Characteristics of Deceased Donors

The majority of the analysis in this report is based on a cohort of deceased donors. Because of the focus on organ retrieval, this cohort is restricted to donors who died in Canada and who were referred for retrieval in a Canadian facility. Data from 1991 to 2004 were used (n = 5774).

In order to assess overall patterns of retrieval, a composite measure of organ donation was calculated for each donor. Only the four main organs--heart, lung, liver and kidney--were included in the analysis, as these transplants are the most established and have the highest demand. In terms of retrieval, a donor can score within a range of 0 to 4, where 0 means none of the four organs were retrieved and 4 means all four major organs were retrieved. A further distinction is made for segments, as in the case of liver, and paired organs such as kidney and lungs. In these cases, a liver segment or single kidney (or lung) is given a weight of 0.5.  For analysis and presentation, these scores may be grouped into categories of 1 to 4 (0 to 1 = 1, > 1 to 2 = 2, >2 to 3 = 3, and > 3 to 4 = 4). Alternatively, this measure may also be expressed as a mean.

The other primary measure used in the report is the percentage of organs actually transplanted, based on the number of initial organs retrieved.  For example, if four organs are retrieved and four are transplanted, the percentage transplanted is 100%; if only two are transplanted, then the percentage would be 50%. But if only two organs are retrieved, and two are transplanted, the percentage transplanted would also be 100%. Although retrieved organs are most often transplanted, this is not always the case, so this measure provides a different perspective on organ utilization.

This first section summarizes some of the basic donor characteristics. Overall, more than half (56%) of donors were male. The majority of donors were Caucasian (81%), with only 4% identified as non-Caucasian (the remainder were of unknown race). The two most dominant blood types were O and A (46% and 40%, respectively), followed by B (11%) and AB (4%).

Table 1 summarizes the age of donors by sex and blood type. The median age of all donors is 41 years, although there is some variation by both race and blood type. Non-Caucasian donors tend to be younger (median = 33), especially if they are type A or AB (medians of 28 and 25, respectively). In contrast, females tend to be older than males, regardless of blood type. Among Caucasian females, those with blood type O have a median age of 45.
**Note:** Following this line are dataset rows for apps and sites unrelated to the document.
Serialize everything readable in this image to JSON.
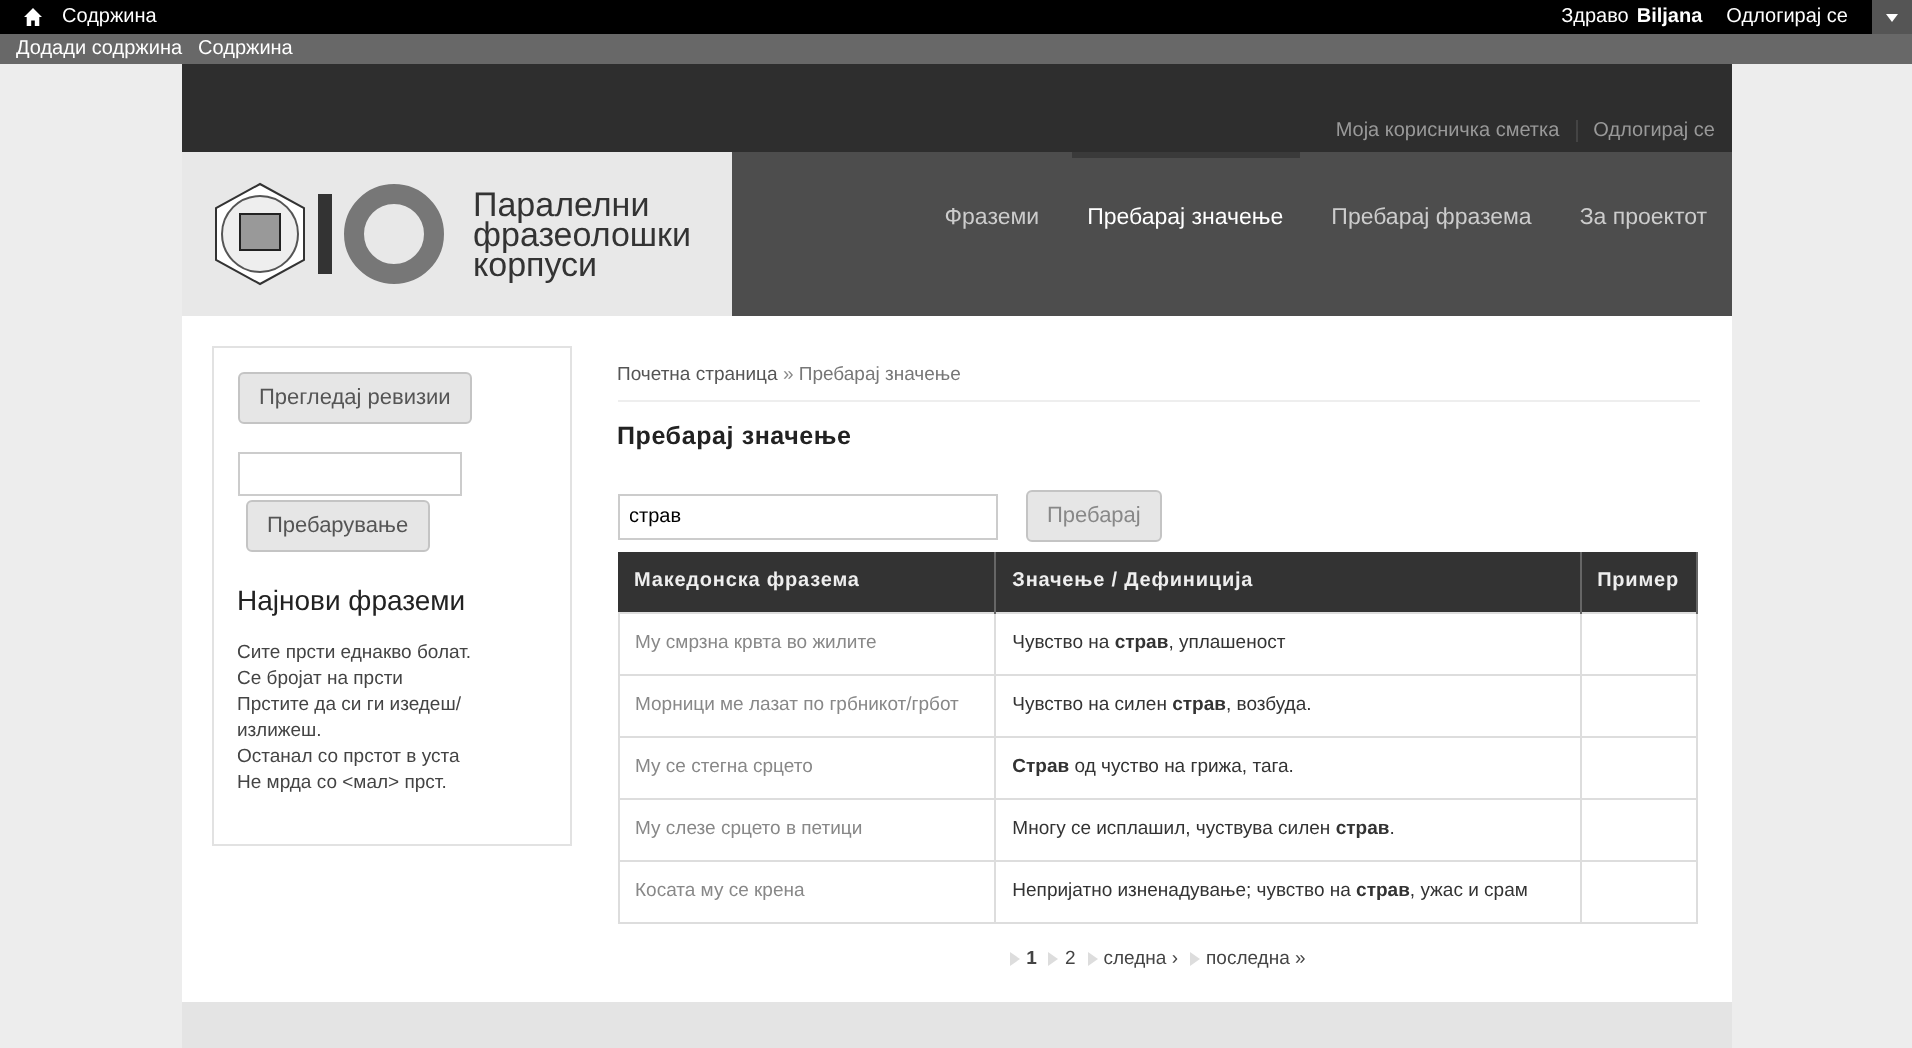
{
  "admin_toolbar": {
    "home_label": "Содржина",
    "greeting": "Здраво",
    "user": "Biljana",
    "logout": "Одлогирај се",
    "shortcuts": [
      "Додади содржина",
      "Содржина"
    ]
  },
  "site": {
    "top_links": [
      "Моја корисничка сметка",
      "Одлогирај се"
    ],
    "site_name": [
      "Паралелни",
      "фразеолошки",
      "корпуси"
    ],
    "nav": [
      {
        "label": "Фраземи",
        "selected": false
      },
      {
        "label": "Пребарај значење",
        "selected": true
      },
      {
        "label": "Пребарај фразема",
        "selected": false
      },
      {
        "label": "За проектот",
        "selected": false
      }
    ]
  },
  "sidebar": {
    "revisions_button": "Прегледај ревизии",
    "search_button": "Пребарување",
    "heading": "Најнови фраземи",
    "items": [
      "Сите прсти еднакво болат.",
      "Се бројат на прсти",
      "Прстите да си ги изедеш/излижеш.",
      "Останал со прстот в уста",
      "Не мрда со <мал> прст."
    ]
  },
  "breadcrumb": {
    "home": "Почетна страница",
    "separator": "»",
    "current": "Пребарај значење"
  },
  "title": "Пребарај значење",
  "search": {
    "value": "страв",
    "button": "Пребарај"
  },
  "table": {
    "columns": [
      "Македонска фразема",
      "Значење / Дефиниција",
      "Пример"
    ],
    "rows": [
      [
        "Му смрзна крвта во жилите",
        "Чувство на **страв**, уплашеност",
        ""
      ],
      [
        "Морници ме лазат по грбникот/грбот",
        "Чувство на силен **страв**, возбуда.",
        ""
      ],
      [
        "Му се стегна срцето",
        "**Страв** од чуство на грижа, тага.",
        ""
      ],
      [
        "Му слезе срцето в петици",
        "Многу се исплашил, чуствува силен **страв**.",
        ""
      ],
      [
        "Косата му се крена",
        "Непријатно изненадување; чувство на **страв**, ужас и срам",
        ""
      ]
    ]
  },
  "pager": [
    {
      "label": "1",
      "selected": true
    },
    {
      "label": "2",
      "selected": false
    },
    {
      "label": "следна ›",
      "selected": false
    },
    {
      "label": "последна »",
      "selected": false
    }
  ]
}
The next four figures display variations in age through the use of the boxplot. A boxplot succinctly summarizes a continuous distribution of values by displaying the 25th and 75th percentiles (the lower and upper edges of the box), the extremes of the distribution, the median (represented by the line within the box) and mean, represented by the circle. The sizes of the individual boxes are also proportional to the number of cases.

Figure 2 displays the increasing age of donors between 1991 and 2004. Not only have the mean and median increased, the upper end of donors is higher than 80 years of age in the past few years, a noticeable difference from the early 1990s. Despite the overall increases in age, however, the mean age is typically lower than the median, an indication that donors are still predominantly relatively young.

The age distribution of donors by province of death also reveals some interesting patterns (Figure 3). Donors from Ontario and Quebec tend to be older on average as well as in the extremes, where donors may be 80 or older. In contrast, donors in both the Atlantic provinces and British Columbia are somewhat younger, generally not much older than 70 years of age. British Columbia is also unique among the provinces in that its distribution is virtually symmetrical, since the mean and median are equal and the length of the upper and lower tails are virtually the same.

In Figure 4, the age distributions are categorized by number of organs retrieved from each donor. On average, those who are younger in age are more likely to have more organs retrieved. The upper age range for those with three or four organs retrieved is also less than 75 years, considerably lower than those who have only one or two organs retrieved. As indicated by the width of the boxplots, two or three organs are most often retrieved, followed by one and four.

In addition to retrieval, it is also possible to calculate the proportion of transplants based on organs retrieved. Figure 5 displays age differences among donors in cases where either all or some retrieved organs were transplanted. Overall, there appears to be little difference between the groups; both the means and inter-quartile ranges are almost identical. Although the median age is slightly higher and the upper range is somewhat lower, these differences likely reflect the smaller size of this group. In the vast majority of cases, all retrieved organs are used, so this group will tend to have more atypical cases, thereby increasing the upper end of the age range.